Jen Michalski is author of the novel The Tide King (winner of the 2012 Big Moose Prize), the short story collections From Here (Aqueous Books 2013) and Close Encounters (So New 2007), and the novella collection Could You Be With Her Now (Dzanc 2013). She is the founding editor of the literary quarterly jmww a co-host of The 510 Readings, and interviews writers at The Nervous Breakdown. She also is the editor of the anthology City Sages: Baltimore, which Baltimore Magazine called a “Best of Baltimore” in 2010. She lives in Baltimore. Follow her on Twitter.
For part one of this conversation, click here.
JWL: So my next question: as a key novel element is an herb, saxifrage. How did it evolve in the germination of THE TIDE KING?
JM: I actually don’t remember why I initially was interested in the herb–it was the remnant of another novel I had started years before and was to be narrated by Heidi, who now doesn’t show up until much later in THE TIDE KING. She discovers her grandfather has this magical herb and must decide whether to use it to her own benefit later in life (ie, develop it pharmaceutically and sell it) or give it to a teacher who is dying of cancer but who had become sort of a surrogate mother to her before betraying her.

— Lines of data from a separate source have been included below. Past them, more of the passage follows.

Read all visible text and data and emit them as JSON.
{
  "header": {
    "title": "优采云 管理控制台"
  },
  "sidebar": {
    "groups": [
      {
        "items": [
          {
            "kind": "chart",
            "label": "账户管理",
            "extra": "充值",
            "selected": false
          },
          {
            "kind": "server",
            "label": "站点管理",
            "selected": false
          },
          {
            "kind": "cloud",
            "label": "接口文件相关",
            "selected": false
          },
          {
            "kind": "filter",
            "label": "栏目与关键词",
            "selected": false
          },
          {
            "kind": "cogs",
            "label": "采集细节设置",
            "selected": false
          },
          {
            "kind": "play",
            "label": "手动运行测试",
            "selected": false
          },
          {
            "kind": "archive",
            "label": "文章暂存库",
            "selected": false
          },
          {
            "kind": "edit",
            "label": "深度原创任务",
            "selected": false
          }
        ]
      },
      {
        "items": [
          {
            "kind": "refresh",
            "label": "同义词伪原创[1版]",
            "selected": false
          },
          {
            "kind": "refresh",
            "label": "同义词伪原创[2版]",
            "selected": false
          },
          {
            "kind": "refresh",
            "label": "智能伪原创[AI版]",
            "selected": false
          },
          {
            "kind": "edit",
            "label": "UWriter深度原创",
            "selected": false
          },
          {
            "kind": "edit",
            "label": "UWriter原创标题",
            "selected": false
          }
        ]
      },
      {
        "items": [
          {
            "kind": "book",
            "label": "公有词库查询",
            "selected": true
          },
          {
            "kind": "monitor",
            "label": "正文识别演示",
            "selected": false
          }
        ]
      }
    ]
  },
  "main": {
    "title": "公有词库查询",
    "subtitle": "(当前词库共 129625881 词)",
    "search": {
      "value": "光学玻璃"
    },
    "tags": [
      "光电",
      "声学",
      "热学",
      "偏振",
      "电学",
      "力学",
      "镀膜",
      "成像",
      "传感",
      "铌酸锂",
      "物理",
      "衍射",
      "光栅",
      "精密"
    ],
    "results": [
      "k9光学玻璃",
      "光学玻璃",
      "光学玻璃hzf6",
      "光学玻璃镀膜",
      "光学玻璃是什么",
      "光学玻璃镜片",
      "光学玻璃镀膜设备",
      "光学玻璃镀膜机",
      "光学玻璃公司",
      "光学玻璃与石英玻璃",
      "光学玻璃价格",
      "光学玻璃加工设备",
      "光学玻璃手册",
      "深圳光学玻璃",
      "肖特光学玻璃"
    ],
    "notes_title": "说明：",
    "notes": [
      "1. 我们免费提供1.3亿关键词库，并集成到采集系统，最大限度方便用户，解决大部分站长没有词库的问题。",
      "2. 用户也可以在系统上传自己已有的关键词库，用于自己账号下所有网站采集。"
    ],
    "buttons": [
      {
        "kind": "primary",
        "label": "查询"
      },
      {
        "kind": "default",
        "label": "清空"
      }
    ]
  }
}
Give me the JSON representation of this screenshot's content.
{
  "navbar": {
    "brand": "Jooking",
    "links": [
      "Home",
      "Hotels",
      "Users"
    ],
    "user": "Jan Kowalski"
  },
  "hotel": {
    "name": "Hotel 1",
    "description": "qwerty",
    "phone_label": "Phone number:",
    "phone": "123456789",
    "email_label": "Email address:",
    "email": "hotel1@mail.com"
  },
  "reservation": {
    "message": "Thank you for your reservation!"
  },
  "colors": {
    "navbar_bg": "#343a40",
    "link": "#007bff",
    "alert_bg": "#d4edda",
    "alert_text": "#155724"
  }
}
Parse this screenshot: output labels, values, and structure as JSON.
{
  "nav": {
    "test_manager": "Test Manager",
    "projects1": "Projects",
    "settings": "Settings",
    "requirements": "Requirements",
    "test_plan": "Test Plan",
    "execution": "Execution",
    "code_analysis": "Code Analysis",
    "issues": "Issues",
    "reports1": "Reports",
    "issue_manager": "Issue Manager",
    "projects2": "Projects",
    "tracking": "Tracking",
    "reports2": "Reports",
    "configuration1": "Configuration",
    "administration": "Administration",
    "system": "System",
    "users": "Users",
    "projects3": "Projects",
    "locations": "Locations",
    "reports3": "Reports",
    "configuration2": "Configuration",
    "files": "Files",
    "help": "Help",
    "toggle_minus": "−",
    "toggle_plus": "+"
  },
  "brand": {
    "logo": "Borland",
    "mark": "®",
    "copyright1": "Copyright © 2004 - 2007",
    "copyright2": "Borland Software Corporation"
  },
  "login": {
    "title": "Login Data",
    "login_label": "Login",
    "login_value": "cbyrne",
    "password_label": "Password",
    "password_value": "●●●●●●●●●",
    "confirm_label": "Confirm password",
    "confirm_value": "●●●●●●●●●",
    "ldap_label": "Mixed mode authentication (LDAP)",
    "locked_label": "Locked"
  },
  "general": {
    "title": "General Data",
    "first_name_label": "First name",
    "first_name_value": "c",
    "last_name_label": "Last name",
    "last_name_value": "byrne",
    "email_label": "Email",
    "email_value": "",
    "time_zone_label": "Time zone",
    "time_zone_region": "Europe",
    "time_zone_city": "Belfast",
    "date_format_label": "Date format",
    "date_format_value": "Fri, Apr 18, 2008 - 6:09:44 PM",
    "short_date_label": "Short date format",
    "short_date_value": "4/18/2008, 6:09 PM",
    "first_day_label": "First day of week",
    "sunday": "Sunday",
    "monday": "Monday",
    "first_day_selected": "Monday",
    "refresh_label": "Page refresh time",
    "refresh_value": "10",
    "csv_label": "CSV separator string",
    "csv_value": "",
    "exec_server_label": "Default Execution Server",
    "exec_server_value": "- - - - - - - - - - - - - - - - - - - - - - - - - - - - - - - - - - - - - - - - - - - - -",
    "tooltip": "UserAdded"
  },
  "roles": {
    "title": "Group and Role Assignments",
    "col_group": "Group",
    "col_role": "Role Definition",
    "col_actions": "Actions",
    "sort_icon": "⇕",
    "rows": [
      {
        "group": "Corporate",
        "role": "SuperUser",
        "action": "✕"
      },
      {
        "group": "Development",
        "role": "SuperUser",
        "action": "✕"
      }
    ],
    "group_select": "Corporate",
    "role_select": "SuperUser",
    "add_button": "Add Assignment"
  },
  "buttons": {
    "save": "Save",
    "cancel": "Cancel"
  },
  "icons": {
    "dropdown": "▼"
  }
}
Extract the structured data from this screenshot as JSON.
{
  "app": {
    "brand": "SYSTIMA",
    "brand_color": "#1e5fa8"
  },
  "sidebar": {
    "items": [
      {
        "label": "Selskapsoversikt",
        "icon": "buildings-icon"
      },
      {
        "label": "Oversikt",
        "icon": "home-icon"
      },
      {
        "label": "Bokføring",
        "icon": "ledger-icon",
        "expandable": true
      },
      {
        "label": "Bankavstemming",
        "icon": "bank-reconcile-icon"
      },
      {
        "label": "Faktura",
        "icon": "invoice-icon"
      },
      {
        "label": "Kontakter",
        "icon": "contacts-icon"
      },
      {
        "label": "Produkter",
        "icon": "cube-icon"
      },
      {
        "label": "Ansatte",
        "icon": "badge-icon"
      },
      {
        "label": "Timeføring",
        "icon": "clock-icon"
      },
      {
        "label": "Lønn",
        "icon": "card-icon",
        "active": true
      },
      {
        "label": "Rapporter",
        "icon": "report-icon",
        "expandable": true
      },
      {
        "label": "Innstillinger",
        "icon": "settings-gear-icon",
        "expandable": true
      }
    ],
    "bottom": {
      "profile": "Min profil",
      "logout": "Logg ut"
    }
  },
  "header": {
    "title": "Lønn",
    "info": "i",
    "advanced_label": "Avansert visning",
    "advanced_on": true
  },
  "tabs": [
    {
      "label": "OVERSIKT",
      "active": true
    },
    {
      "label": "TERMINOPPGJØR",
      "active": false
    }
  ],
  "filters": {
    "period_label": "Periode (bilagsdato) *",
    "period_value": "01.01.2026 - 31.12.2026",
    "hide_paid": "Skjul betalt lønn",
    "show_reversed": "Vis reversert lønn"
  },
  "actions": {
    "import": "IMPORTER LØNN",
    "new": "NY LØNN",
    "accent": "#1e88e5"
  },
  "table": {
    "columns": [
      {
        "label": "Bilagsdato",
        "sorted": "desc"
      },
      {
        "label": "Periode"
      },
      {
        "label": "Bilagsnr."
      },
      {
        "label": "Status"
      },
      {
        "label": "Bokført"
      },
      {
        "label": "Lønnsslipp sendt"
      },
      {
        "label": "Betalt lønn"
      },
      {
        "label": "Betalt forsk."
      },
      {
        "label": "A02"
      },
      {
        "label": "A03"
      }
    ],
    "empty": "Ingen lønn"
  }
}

JWL: I admire how you recycle/reinvent/repurpose a plot element from another project.
JM: Well, I have to think all authors are similarly frugal! In fact, Stanley and Johnson were a completely different novel I had started as well. I was reading an article in an old National Geographic about a father and son team who part of a team of wreck divers trying to locate the old WWII ship the Bismark. In an epigraph at the end of the article, I discovered that the son had died in a car accident shortly after this article went to press, and I thought it would make a good short story. But when I began to write it, Stanley the soldier emerged. When I was looking for another file on my computer the Heidi story popped up, and I began to see the possibility of the two stories completing each other somehow. It was as if I had all these beads and finally found the necklace that would string them together.
But why the herb, I don’t know. It was probably in a dream I had. Most of my work comes from dreams or a sentence, usually a first sentence, comes to me and I have to figure out the rest of the puzzle. Usually I puzzle it out in my head and then write down the “solution,” as it were.
JWL: Check back next week for a continuation of this conversation.